• Action item: Search the material below for "label" and copy every line where it occurs.

### Task input ###

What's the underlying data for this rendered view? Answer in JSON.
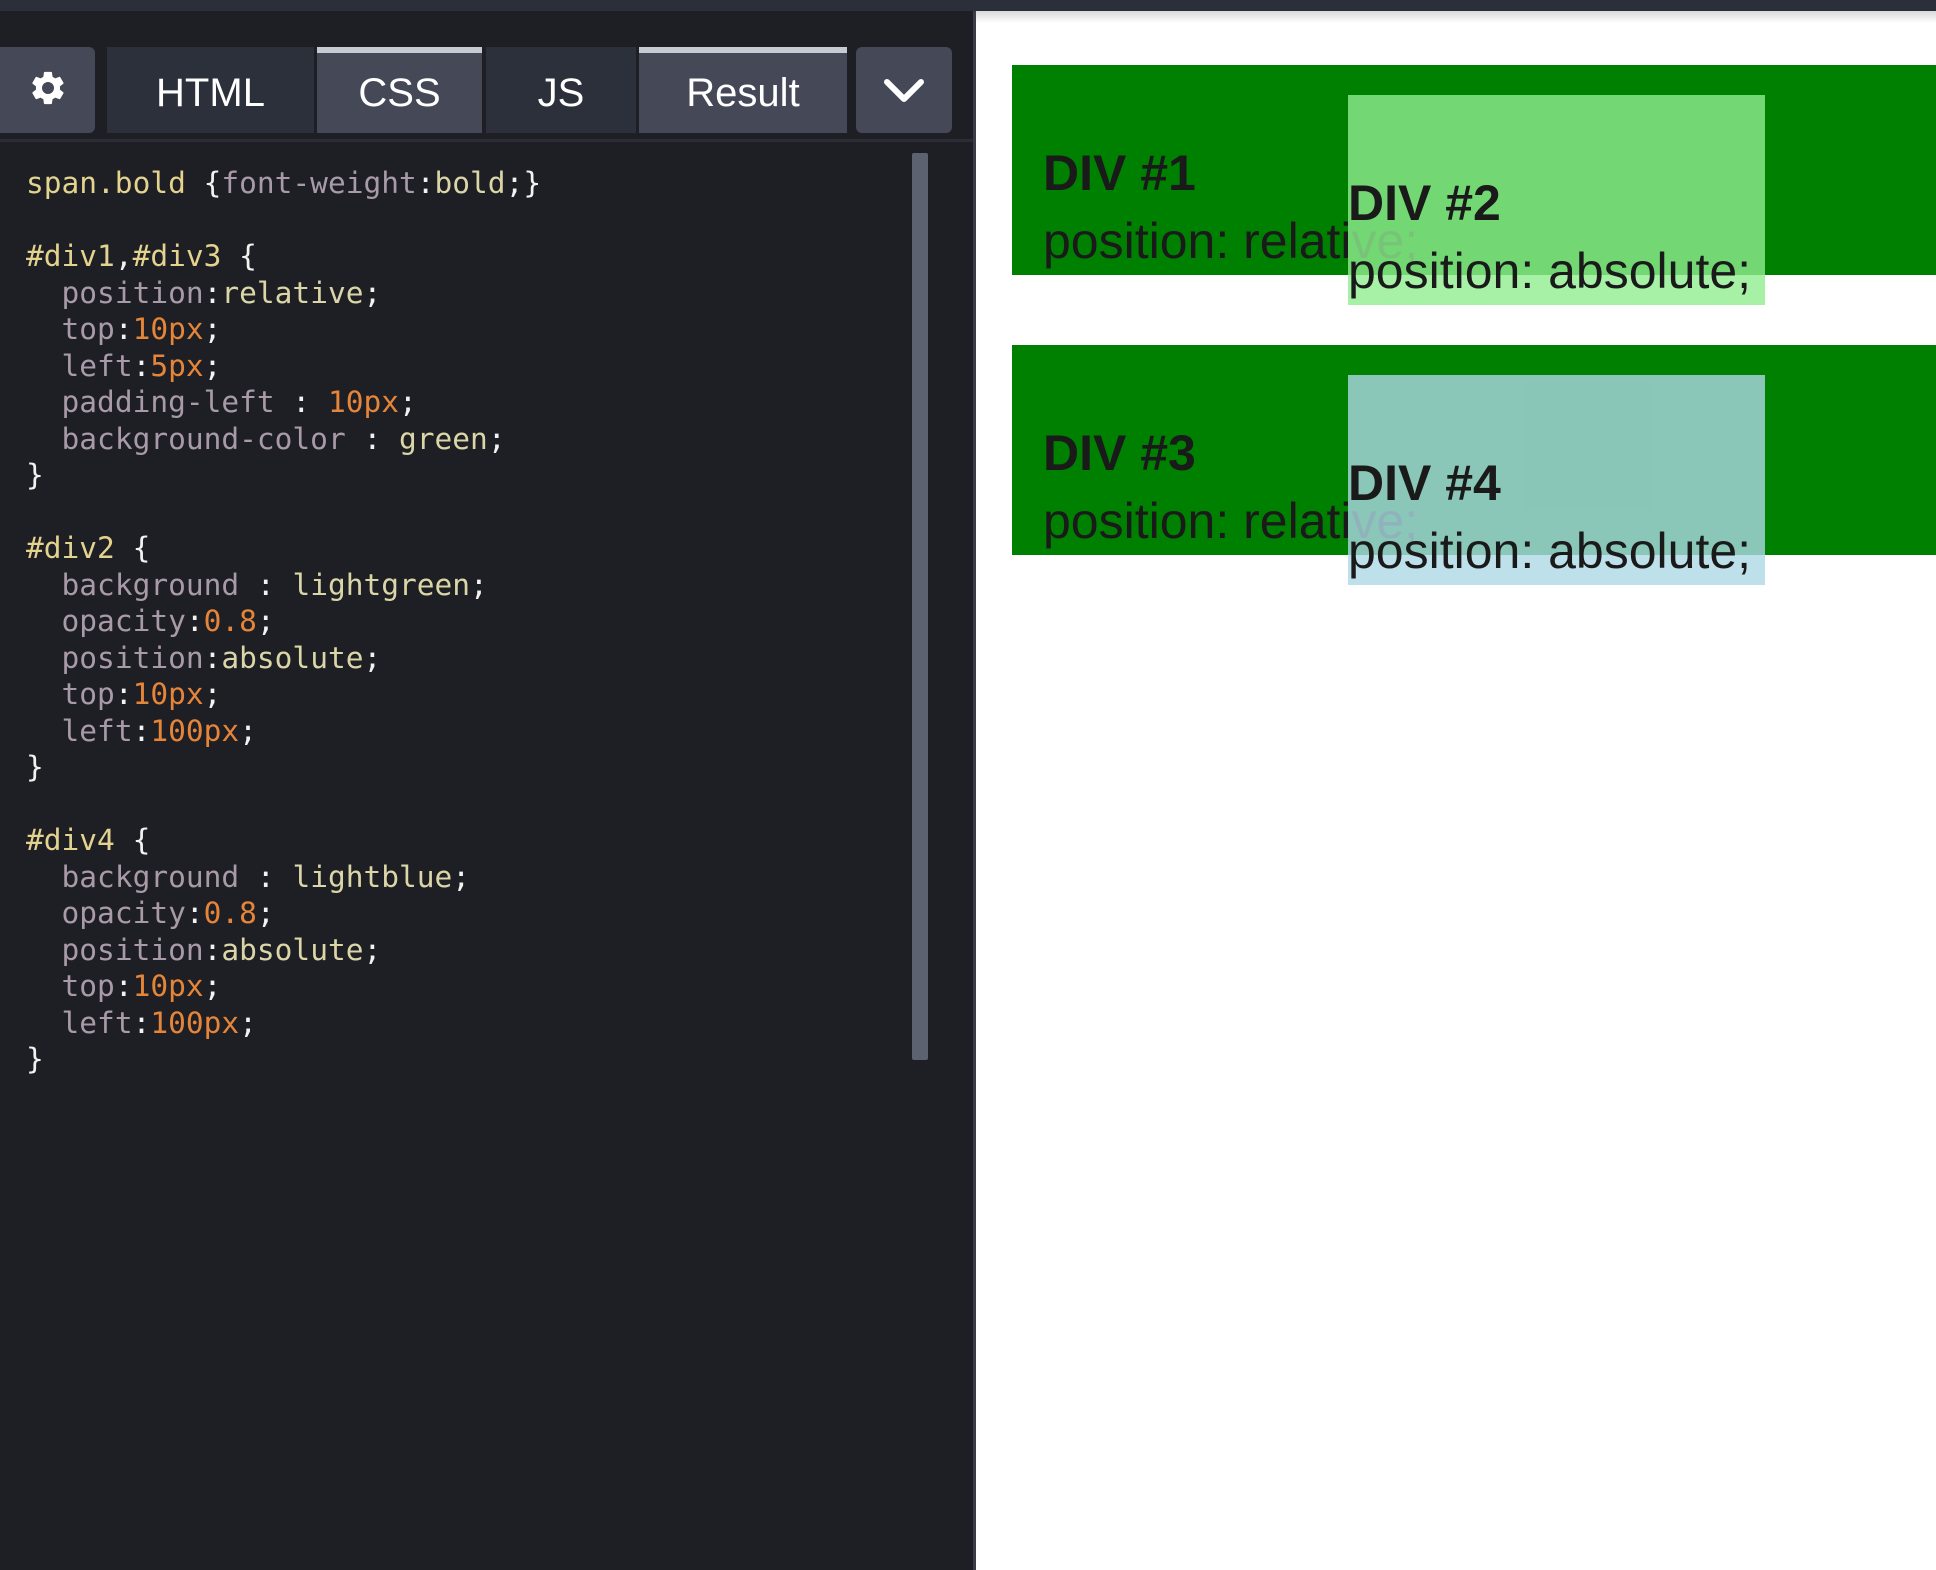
{
  "toolbar": {
    "settings_icon": "gear-icon",
    "tabs": [
      {
        "label": "HTML"
      },
      {
        "label": "CSS"
      },
      {
        "label": "JS"
      },
      {
        "label": "Result"
      }
    ],
    "menu_icon": "chevron-down-icon"
  },
  "code_lines": [
    [
      [
        "sel",
        "span.bold "
      ],
      [
        "pun",
        "{"
      ],
      [
        "prop",
        "font-weight"
      ],
      [
        "pun",
        ":"
      ],
      [
        "val",
        "bold"
      ],
      [
        "pun",
        ";}"
      ]
    ],
    [],
    [
      [
        "sel",
        "#div1"
      ],
      [
        "pun",
        ","
      ],
      [
        "sel",
        "#div3"
      ],
      [
        "pun",
        " {"
      ]
    ],
    [
      [
        "pun",
        "  "
      ],
      [
        "prop",
        "position"
      ],
      [
        "pun",
        ":"
      ],
      [
        "val",
        "relative"
      ],
      [
        "pun",
        ";"
      ]
    ],
    [
      [
        "pun",
        "  "
      ],
      [
        "prop",
        "top"
      ],
      [
        "pun",
        ":"
      ],
      [
        "num",
        "10px"
      ],
      [
        "pun",
        ";"
      ]
    ],
    [
      [
        "pun",
        "  "
      ],
      [
        "prop",
        "left"
      ],
      [
        "pun",
        ":"
      ],
      [
        "num",
        "5px"
      ],
      [
        "pun",
        ";"
      ]
    ],
    [
      [
        "pun",
        "  "
      ],
      [
        "prop",
        "padding-left"
      ],
      [
        "pun",
        " : "
      ],
      [
        "num",
        "10px"
      ],
      [
        "pun",
        ";"
      ]
    ],
    [
      [
        "pun",
        "  "
      ],
      [
        "prop",
        "background-color"
      ],
      [
        "pun",
        " : "
      ],
      [
        "val",
        "green"
      ],
      [
        "pun",
        ";"
      ]
    ],
    [
      [
        "pun",
        "}"
      ]
    ],
    [],
    [
      [
        "sel",
        "#div2"
      ],
      [
        "pun",
        " {"
      ]
    ],
    [
      [
        "pun",
        "  "
      ],
      [
        "prop",
        "background"
      ],
      [
        "pun",
        " : "
      ],
      [
        "val",
        "lightgreen"
      ],
      [
        "pun",
        ";"
      ]
    ],
    [
      [
        "pun",
        "  "
      ],
      [
        "prop",
        "opacity"
      ],
      [
        "pun",
        ":"
      ],
      [
        "num",
        "0.8"
      ],
      [
        "pun",
        ";"
      ]
    ],
    [
      [
        "pun",
        "  "
      ],
      [
        "prop",
        "position"
      ],
      [
        "pun",
        ":"
      ],
      [
        "val",
        "absolute"
      ],
      [
        "pun",
        ";"
      ]
    ],
    [
      [
        "pun",
        "  "
      ],
      [
        "prop",
        "top"
      ],
      [
        "pun",
        ":"
      ],
      [
        "num",
        "10px"
      ],
      [
        "pun",
        ";"
      ]
    ],
    [
      [
        "pun",
        "  "
      ],
      [
        "prop",
        "left"
      ],
      [
        "pun",
        ":"
      ],
      [
        "num",
        "100px"
      ],
      [
        "pun",
        ";"
      ]
    ],
    [
      [
        "pun",
        "}"
      ]
    ],
    [],
    [
      [
        "sel",
        "#div4"
      ],
      [
        "pun",
        " {"
      ]
    ],
    [
      [
        "pun",
        "  "
      ],
      [
        "prop",
        "background"
      ],
      [
        "pun",
        " : "
      ],
      [
        "val",
        "lightblue"
      ],
      [
        "pun",
        ";"
      ]
    ],
    [
      [
        "pun",
        "  "
      ],
      [
        "prop",
        "opacity"
      ],
      [
        "pun",
        ":"
      ],
      [
        "num",
        "0.8"
      ],
      [
        "pun",
        ";"
      ]
    ],
    [
      [
        "pun",
        "  "
      ],
      [
        "prop",
        "position"
      ],
      [
        "pun",
        ":"
      ],
      [
        "val",
        "absolute"
      ],
      [
        "pun",
        ";"
      ]
    ],
    [
      [
        "pun",
        "  "
      ],
      [
        "prop",
        "top"
      ],
      [
        "pun",
        ":"
      ],
      [
        "num",
        "10px"
      ],
      [
        "pun",
        ";"
      ]
    ],
    [
      [
        "pun",
        "  "
      ],
      [
        "prop",
        "left"
      ],
      [
        "pun",
        ":"
      ],
      [
        "num",
        "100px"
      ],
      [
        "pun",
        ";"
      ]
    ],
    [
      [
        "pun",
        "}"
      ]
    ]
  ],
  "result": {
    "div1": {
      "title": "DIV #1",
      "text": "position: relative;"
    },
    "div2": {
      "title": "DIV #2",
      "text": "position: absolute;"
    },
    "div3": {
      "title": "DIV #3",
      "text": "position: relative;"
    },
    "div4": {
      "title": "DIV #4",
      "text": "position: absolute;"
    }
  },
  "colors": {
    "editor_bg": "#1e1f24",
    "green_box": "#008000",
    "lightgreen_overlay": "rgba(144,238,144,0.8)",
    "lightblue_overlay": "rgba(173,216,230,0.8)"
  }
}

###

• Worked solution:
        "label": "HTML"
        "label": "CSS"
        "label": "JS"
        "label": "Result"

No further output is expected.